I am just hoping parents take the time to research vaccines and look at the adverse reactions and to take notice if their child is acting different. Doctors are likely not going to raise a flag when vaccine is mentioned. It is our job as a parent to be advocates for our children. I am glad we chose to do one vaccine at time. I would hate to think what may have happened if we went ahead with the recommended CDC vaccine schedule. Our daughter may not even be here with us. It has been a scary ride, but I am glad we have her with us.

To get updates on this family, follow them on Facebook: Journey of The Amazing Roz

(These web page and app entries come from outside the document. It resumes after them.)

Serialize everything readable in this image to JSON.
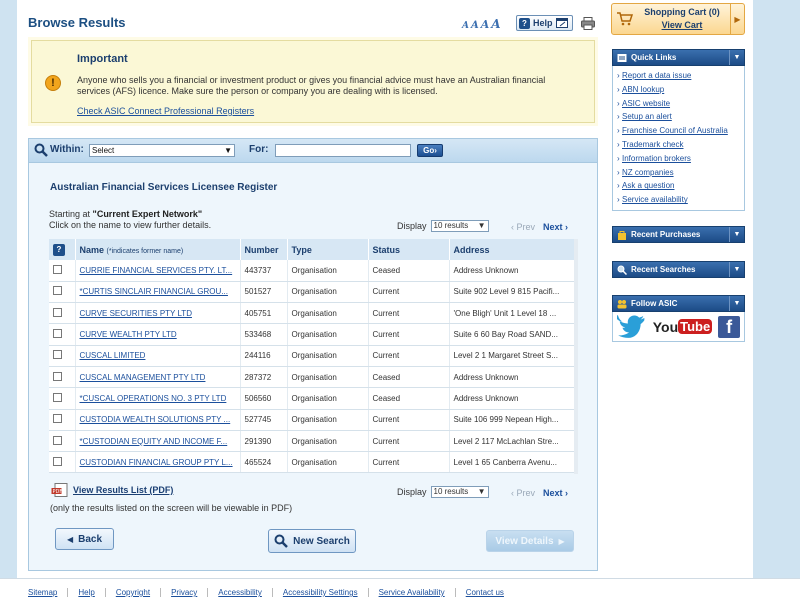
{
  "header": {
    "title": "Browse Results",
    "text_size_letters": [
      "A",
      "A",
      "A",
      "A"
    ],
    "help_label": "Help"
  },
  "important": {
    "heading": "Important",
    "message": "Anyone who sells you a financial or investment product or gives you financial advice must have an Australian financial services (AFS) licence. Make sure the person or company you are dealing with is licensed.",
    "link": "Check ASIC Connect Professional Registers"
  },
  "search": {
    "within_label": "Within:",
    "within_value": "Select",
    "for_label": "For:",
    "for_value": "",
    "go_label": "Go"
  },
  "register": {
    "title": "Australian Financial Services Licensee Register",
    "starting_prefix": "Starting at",
    "starting_value": "\"Current Expert Network\"",
    "instructions": "Click on the name to view further details."
  },
  "pager": {
    "display_label": "Display",
    "display_value": "10 results",
    "prev": "Prev",
    "next": "Next"
  },
  "table": {
    "help_symbol": "?",
    "columns": {
      "name": "Name",
      "name_note": "(*indicates former name)",
      "number": "Number",
      "type": "Type",
      "status": "Status",
      "address": "Address"
    },
    "rows": [
      {
        "name": "CURRIE FINANCIAL SERVICES PTY. LT...",
        "number": "443737",
        "type": "Organisation",
        "status": "Ceased",
        "address": "Address Unknown"
      },
      {
        "name": "*CURTIS SINCLAIR FINANCIAL GROU...",
        "number": "501527",
        "type": "Organisation",
        "status": "Current",
        "address": "Suite 902 Level 9 815 Pacifi..."
      },
      {
        "name": "CURVE SECURITIES PTY LTD",
        "number": "405751",
        "type": "Organisation",
        "status": "Current",
        "address": "'One Bligh' Unit 1 Level 18 ..."
      },
      {
        "name": "CURVE WEALTH PTY LTD",
        "number": "533468",
        "type": "Organisation",
        "status": "Current",
        "address": "Suite 6 60 Bay Road SAND..."
      },
      {
        "name": "CUSCAL LIMITED",
        "number": "244116",
        "type": "Organisation",
        "status": "Current",
        "address": "Level 2 1 Margaret Street S..."
      },
      {
        "name": "CUSCAL MANAGEMENT PTY LTD",
        "number": "287372",
        "type": "Organisation",
        "status": "Ceased",
        "address": "Address Unknown"
      },
      {
        "name": "*CUSCAL OPERATIONS NO. 3 PTY LTD",
        "number": "506560",
        "type": "Organisation",
        "status": "Ceased",
        "address": "Address Unknown"
      },
      {
        "name": "CUSTODIA WEALTH SOLUTIONS PTY ...",
        "number": "527745",
        "type": "Organisation",
        "status": "Current",
        "address": "Suite 106 999 Nepean High..."
      },
      {
        "name": "*CUSTODIAN EQUITY AND INCOME F...",
        "number": "291390",
        "type": "Organisation",
        "status": "Current",
        "address": "Level 2 117 McLachlan Stre..."
      },
      {
        "name": "CUSTODIAN FINANCIAL GROUP PTY L...",
        "number": "465524",
        "type": "Organisation",
        "status": "Current",
        "address": "Level 1 65 Canberra Avenu..."
      }
    ]
  },
  "pdf": {
    "link": "View Results List (PDF)",
    "note": "(only the results listed on the screen will be viewable in PDF)"
  },
  "buttons": {
    "back": "Back",
    "new_search": "New Search",
    "view_details": "View Details"
  },
  "cart": {
    "label": "Shopping Cart (0)",
    "link": "View Cart"
  },
  "sidebar": {
    "quick_links_title": "Quick Links",
    "quick_links": [
      "Report a data issue",
      "ABN lookup",
      "ASIC website",
      "Setup an alert",
      "Franchise Council of Australia",
      "Trademark check",
      "Information brokers",
      "NZ companies",
      "Ask a question",
      "Service availability"
    ],
    "recent_purchases_title": "Recent Purchases",
    "recent_searches_title": "Recent Searches",
    "follow_title": "Follow ASIC",
    "youtube_you": "You",
    "youtube_tube": "Tube",
    "facebook_letter": "f"
  },
  "footer": {
    "links": [
      "Sitemap",
      "Help",
      "Copyright",
      "Privacy",
      "Accessibility",
      "Accessibility Settings",
      "Service Availability",
      "Contact us"
    ]
  }
}
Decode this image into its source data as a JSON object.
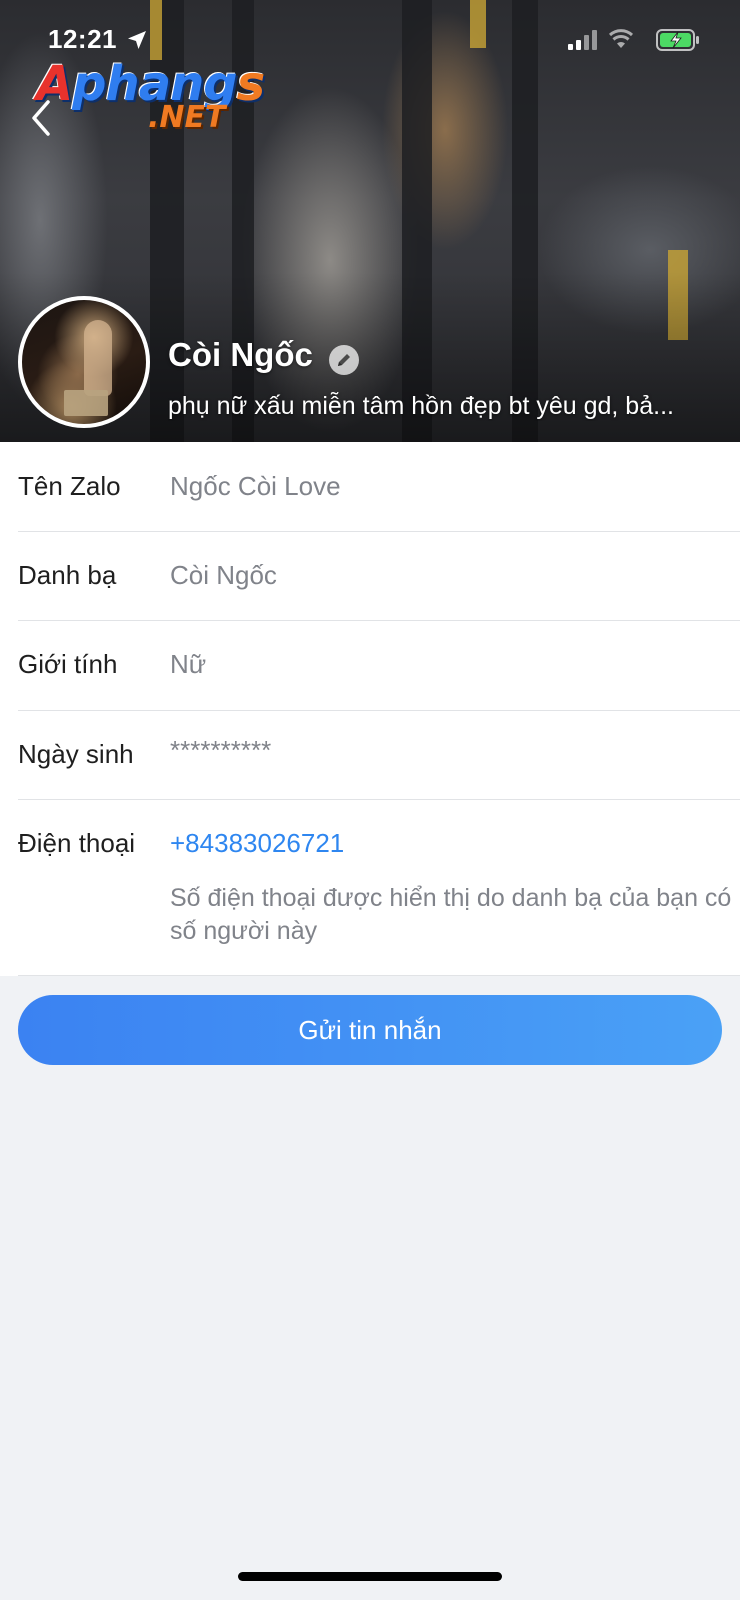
{
  "status_bar": {
    "time": "12:21",
    "icons": [
      "location-arrow-icon",
      "signal-bars-icon",
      "wifi-icon",
      "battery-charging-icon"
    ]
  },
  "watermark": {
    "main": "Aphangs",
    "sub": ".NET"
  },
  "profile": {
    "name": "Còi Ngốc",
    "status": "phụ nữ xấu miễn tâm hồn đẹp bt yêu gd, bả..."
  },
  "info": {
    "rows": [
      {
        "label": "Tên Zalo",
        "value": "Ngốc Còi Love"
      },
      {
        "label": "Danh bạ",
        "value": "Còi Ngốc"
      },
      {
        "label": "Giới tính",
        "value": "Nữ"
      },
      {
        "label": "Ngày sinh",
        "value": "**********"
      },
      {
        "label": "Điện thoại",
        "value": "+84383026721",
        "note": "Số điện thoại được hiển thị do danh bạ của bạn có số người này"
      }
    ]
  },
  "actions": {
    "send_message": "Gửi tin nhắn"
  },
  "colors": {
    "accent": "#2e86f0",
    "button_start": "#3b82f2",
    "button_end": "#4aa1f6",
    "background": "#f0f2f5"
  }
}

Also, see our gentle detox article for tips about boosting immunity, naturally treating post-vaccine fevers and pain, and delayed vaccination.